Task:
When you give the entries again, keep every word as it stands and drop the pictures.

Task data:

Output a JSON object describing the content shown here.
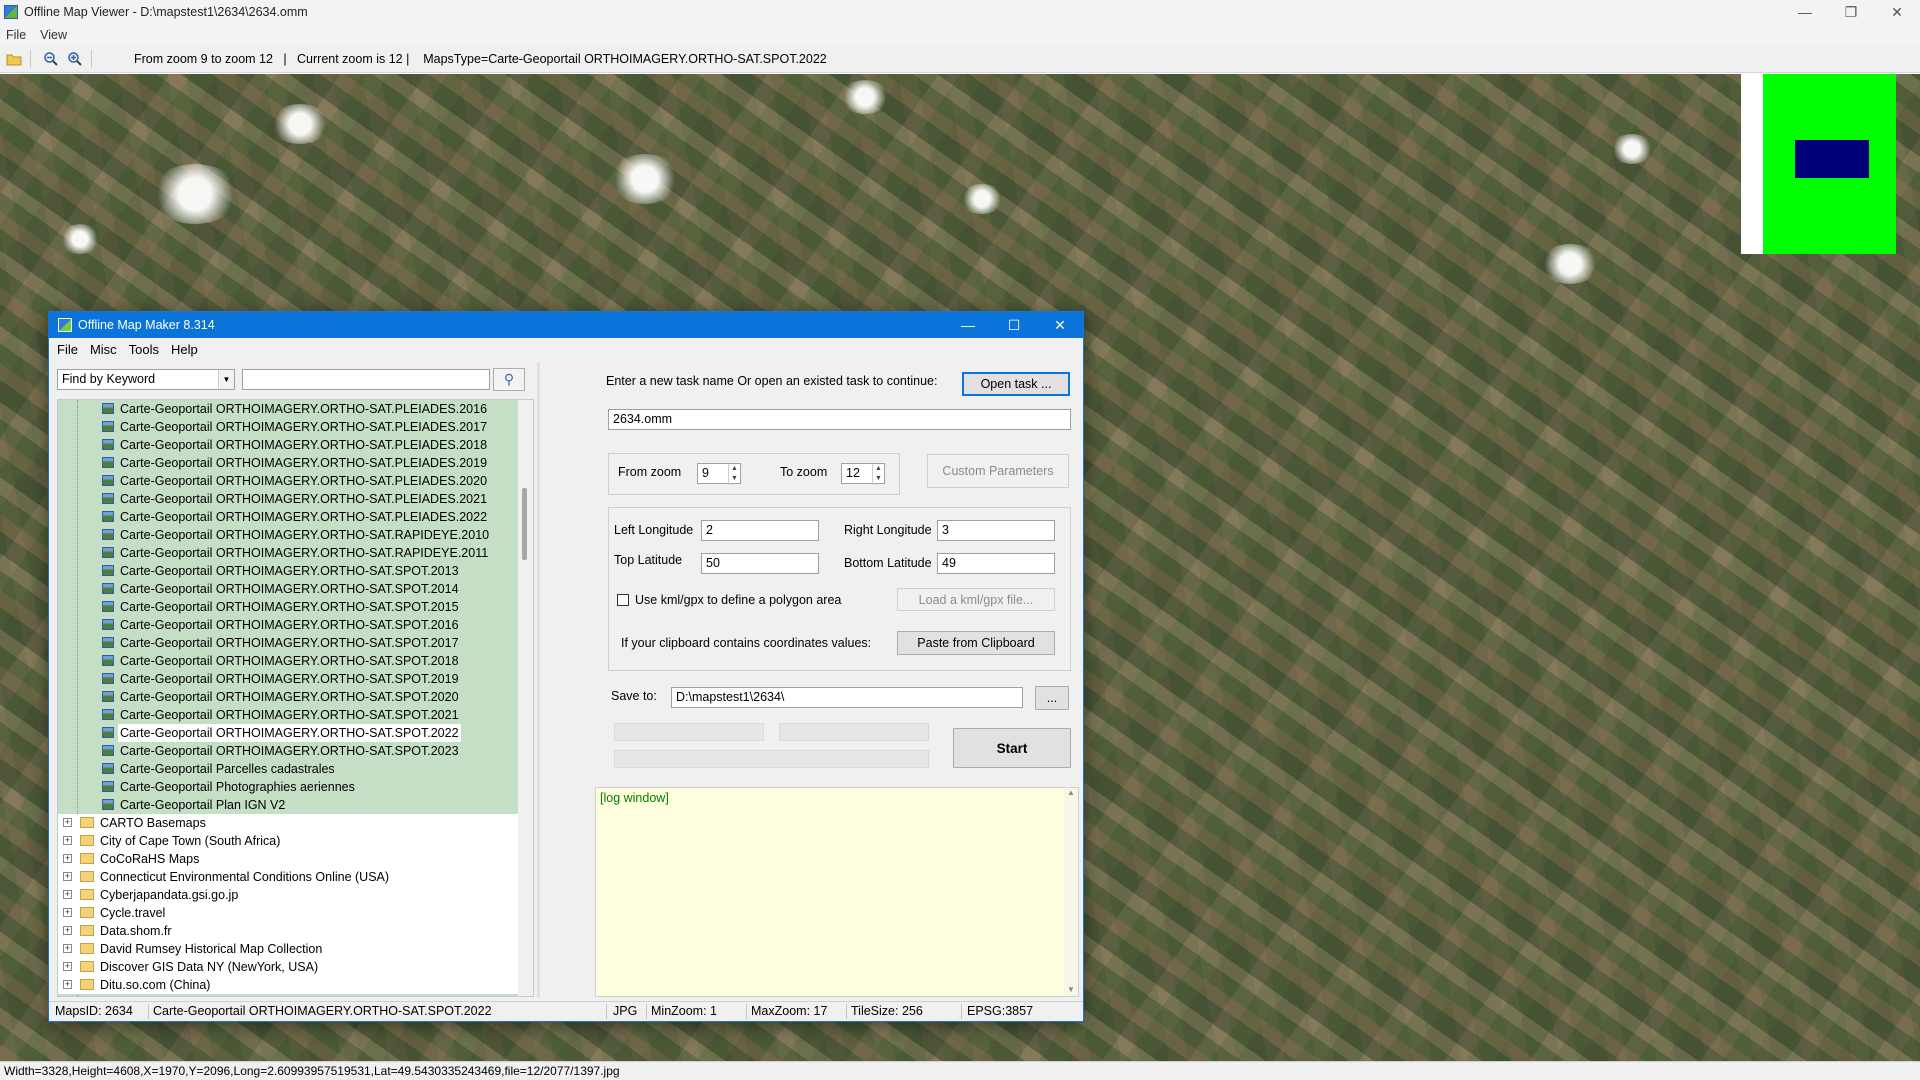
{
  "viewer": {
    "title": "Offline Map Viewer - D:\\mapstest1\\2634\\2634.omm",
    "menu": [
      "File",
      "View"
    ],
    "toolbar_info": "From zoom 9 to zoom 12   |   Current zoom is 12 |    MapsType=Carte-Geoportail ORTHOIMAGERY.ORTHO-SAT.SPOT.2022",
    "status": "Width=3328,Height=4608,X=1970,Y=2096,Long=2.60993957519531,Lat=49.5430335243469,file=12/2077/1397.jpg",
    "icons": [
      "open-folder-icon",
      "zoom-out-icon",
      "zoom-in-icon"
    ],
    "minimap_colors": {
      "background": "#00ff00",
      "viewport": "#00007a"
    }
  },
  "dialog": {
    "title": "Offline Map Maker 8.314",
    "menu": [
      "File",
      "Misc",
      "Tools",
      "Help"
    ],
    "search": {
      "mode": "Find by Keyword",
      "keyword": ""
    },
    "tree": {
      "leaves": [
        "Carte-Geoportail ORTHOIMAGERY.ORTHO-SAT.PLEIADES.2016",
        "Carte-Geoportail ORTHOIMAGERY.ORTHO-SAT.PLEIADES.2017",
        "Carte-Geoportail ORTHOIMAGERY.ORTHO-SAT.PLEIADES.2018",
        "Carte-Geoportail ORTHOIMAGERY.ORTHO-SAT.PLEIADES.2019",
        "Carte-Geoportail ORTHOIMAGERY.ORTHO-SAT.PLEIADES.2020",
        "Carte-Geoportail ORTHOIMAGERY.ORTHO-SAT.PLEIADES.2021",
        "Carte-Geoportail ORTHOIMAGERY.ORTHO-SAT.PLEIADES.2022",
        "Carte-Geoportail ORTHOIMAGERY.ORTHO-SAT.RAPIDEYE.2010",
        "Carte-Geoportail ORTHOIMAGERY.ORTHO-SAT.RAPIDEYE.2011",
        "Carte-Geoportail ORTHOIMAGERY.ORTHO-SAT.SPOT.2013",
        "Carte-Geoportail ORTHOIMAGERY.ORTHO-SAT.SPOT.2014",
        "Carte-Geoportail ORTHOIMAGERY.ORTHO-SAT.SPOT.2015",
        "Carte-Geoportail ORTHOIMAGERY.ORTHO-SAT.SPOT.2016",
        "Carte-Geoportail ORTHOIMAGERY.ORTHO-SAT.SPOT.2017",
        "Carte-Geoportail ORTHOIMAGERY.ORTHO-SAT.SPOT.2018",
        "Carte-Geoportail ORTHOIMAGERY.ORTHO-SAT.SPOT.2019",
        "Carte-Geoportail ORTHOIMAGERY.ORTHO-SAT.SPOT.2020",
        "Carte-Geoportail ORTHOIMAGERY.ORTHO-SAT.SPOT.2021",
        "Carte-Geoportail ORTHOIMAGERY.ORTHO-SAT.SPOT.2022",
        "Carte-Geoportail ORTHOIMAGERY.ORTHO-SAT.SPOT.2023",
        "Carte-Geoportail Parcelles cadastrales",
        "Carte-Geoportail Photographies aeriennes",
        "Carte-Geoportail Plan IGN V2"
      ],
      "selected_leaf": "Carte-Geoportail ORTHOIMAGERY.ORTHO-SAT.SPOT.2022",
      "folders": [
        "CARTO Basemaps",
        "City of Cape Town (South Africa)",
        "CoCoRaHS Maps",
        "Connecticut Environmental Conditions Online (USA)",
        "Cyberjapandata.gsi.go.jp",
        "Cycle.travel",
        "Data.shom.fr",
        "David Rumsey Historical Map Collection",
        "Discover GIS Data NY (NewYork, USA)",
        "Ditu.so.com (China)"
      ]
    },
    "task_prompt": "Enter a new task name Or open an existed task to continue:",
    "open_task_label": "Open task ...",
    "task_name": "2634.omm",
    "from_zoom_label": "From zoom",
    "from_zoom": "9",
    "to_zoom_label": "To zoom",
    "to_zoom": "12",
    "custom_params_label": "Custom Parameters",
    "left_lon_label": "Left Longitude",
    "left_lon": "2",
    "right_lon_label": "Right Longitude",
    "right_lon": "3",
    "top_lat_label": "Top Latitude",
    "top_lat": "50",
    "bottom_lat_label": "Bottom Latitude",
    "bottom_lat": "49",
    "kml_checkbox_label": "Use kml/gpx to define a polygon area",
    "kml_checked": false,
    "load_kml_label": "Load a kml/gpx file...",
    "clipboard_prompt": "If your clipboard contains coordinates values:",
    "paste_label": "Paste from Clipboard",
    "save_to_label": "Save to:",
    "save_to": "D:\\mapstest1\\2634\\",
    "browse_label": "...",
    "start_label": "Start",
    "log_text": "[log window]",
    "status": {
      "maps_id": "MapsID: 2634",
      "map_name": "Carte-Geoportail ORTHOIMAGERY.ORTHO-SAT.SPOT.2022",
      "format": "JPG",
      "min_zoom": "MinZoom: 1",
      "max_zoom": "MaxZoom: 17",
      "tile_size": "TileSize: 256",
      "epsg": "EPSG:3857"
    }
  }
}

Exercise solution:
Output a JSON object describing the content shown here.
{
  "viewer": {
    "title": "Offline Map Viewer - D:\\mapstest1\\2634\\2634.omm",
    "menu": [
      "File",
      "View"
    ],
    "toolbar_info": "From zoom 9 to zoom 12   |   Current zoom is 12 |    MapsType=Carte-Geoportail ORTHOIMAGERY.ORTHO-SAT.SPOT.2022",
    "status": "Width=3328,Height=4608,X=1970,Y=2096,Long=2.60993957519531,Lat=49.5430335243469,file=12/2077/1397.jpg",
    "icons": [
      "open-folder-icon",
      "zoom-out-icon",
      "zoom-in-icon"
    ],
    "minimap_colors": {
      "background": "#00ff00",
      "viewport": "#00007a"
    }
  },
  "dialog": {
    "title": "Offline Map Maker 8.314",
    "menu": [
      "File",
      "Misc",
      "Tools",
      "Help"
    ],
    "search": {
      "mode": "Find by Keyword",
      "keyword": ""
    },
    "tree": {
      "leaves": [
        "Carte-Geoportail ORTHOIMAGERY.ORTHO-SAT.PLEIADES.2016",
        "Carte-Geoportail ORTHOIMAGERY.ORTHO-SAT.PLEIADES.2017",
        "Carte-Geoportail ORTHOIMAGERY.ORTHO-SAT.PLEIADES.2018",
        "Carte-Geoportail ORTHOIMAGERY.ORTHO-SAT.PLEIADES.2019",
        "Carte-Geoportail ORTHOIMAGERY.ORTHO-SAT.PLEIADES.2020",
        "Carte-Geoportail ORTHOIMAGERY.ORTHO-SAT.PLEIADES.2021",
        "Carte-Geoportail ORTHOIMAGERY.ORTHO-SAT.PLEIADES.2022",
        "Carte-Geoportail ORTHOIMAGERY.ORTHO-SAT.RAPIDEYE.2010",
        "Carte-Geoportail ORTHOIMAGERY.ORTHO-SAT.RAPIDEYE.2011",
        "Carte-Geoportail ORTHOIMAGERY.ORTHO-SAT.SPOT.2013",
        "Carte-Geoportail ORTHOIMAGERY.ORTHO-SAT.SPOT.2014",
        "Carte-Geoportail ORTHOIMAGERY.ORTHO-SAT.SPOT.2015",
        "Carte-Geoportail ORTHOIMAGERY.ORTHO-SAT.SPOT.2016",
        "Carte-Geoportail ORTHOIMAGERY.ORTHO-SAT.SPOT.2017",
        "Carte-Geoportail ORTHOIMAGERY.ORTHO-SAT.SPOT.2018",
        "Carte-Geoportail ORTHOIMAGERY.ORTHO-SAT.SPOT.2019",
        "Carte-Geoportail ORTHOIMAGERY.ORTHO-SAT.SPOT.2020",
        "Carte-Geoportail ORTHOIMAGERY.ORTHO-SAT.SPOT.2021",
        "Carte-Geoportail ORTHOIMAGERY.ORTHO-SAT.SPOT.2022",
        "Carte-Geoportail ORTHOIMAGERY.ORTHO-SAT.SPOT.2023",
        "Carte-Geoportail Parcelles cadastrales",
        "Carte-Geoportail Photographies aeriennes",
        "Carte-Geoportail Plan IGN V2"
      ],
      "selected_leaf": "Carte-Geoportail ORTHOIMAGERY.ORTHO-SAT.SPOT.2022",
      "folders": [
        "CARTO Basemaps",
        "City of Cape Town (South Africa)",
        "CoCoRaHS Maps",
        "Connecticut Environmental Conditions Online (USA)",
        "Cyberjapandata.gsi.go.jp",
        "Cycle.travel",
        "Data.shom.fr",
        "David Rumsey Historical Map Collection",
        "Discover GIS Data NY (NewYork, USA)",
        "Ditu.so.com (China)"
      ]
    },
    "task_prompt": "Enter a new task name Or open an existed task to continue:",
    "open_task_label": "Open task ...",
    "task_name": "2634.omm",
    "from_zoom_label": "From zoom",
    "from_zoom": "9",
    "to_zoom_label": "To zoom",
    "to_zoom": "12",
    "custom_params_label": "Custom Parameters",
    "left_lon_label": "Left Longitude",
    "left_lon": "2",
    "right_lon_label": "Right Longitude",
    "right_lon": "3",
    "top_lat_label": "Top Latitude",
    "top_lat": "50",
    "bottom_lat_label": "Bottom Latitude",
    "bottom_lat": "49",
    "kml_checkbox_label": "Use kml/gpx to define a polygon area",
    "kml_checked": false,
    "load_kml_label": "Load a kml/gpx file...",
    "clipboard_prompt": "If your clipboard contains coordinates values:",
    "paste_label": "Paste from Clipboard",
    "save_to_label": "Save to:",
    "save_to": "D:\\mapstest1\\2634\\",
    "browse_label": "...",
    "start_label": "Start",
    "log_text": "[log window]",
    "status": {
      "maps_id": "MapsID: 2634",
      "map_name": "Carte-Geoportail ORTHOIMAGERY.ORTHO-SAT.SPOT.2022",
      "format": "JPG",
      "min_zoom": "MinZoom: 1",
      "max_zoom": "MaxZoom: 17",
      "tile_size": "TileSize: 256",
      "epsg": "EPSG:3857"
    }
  }
}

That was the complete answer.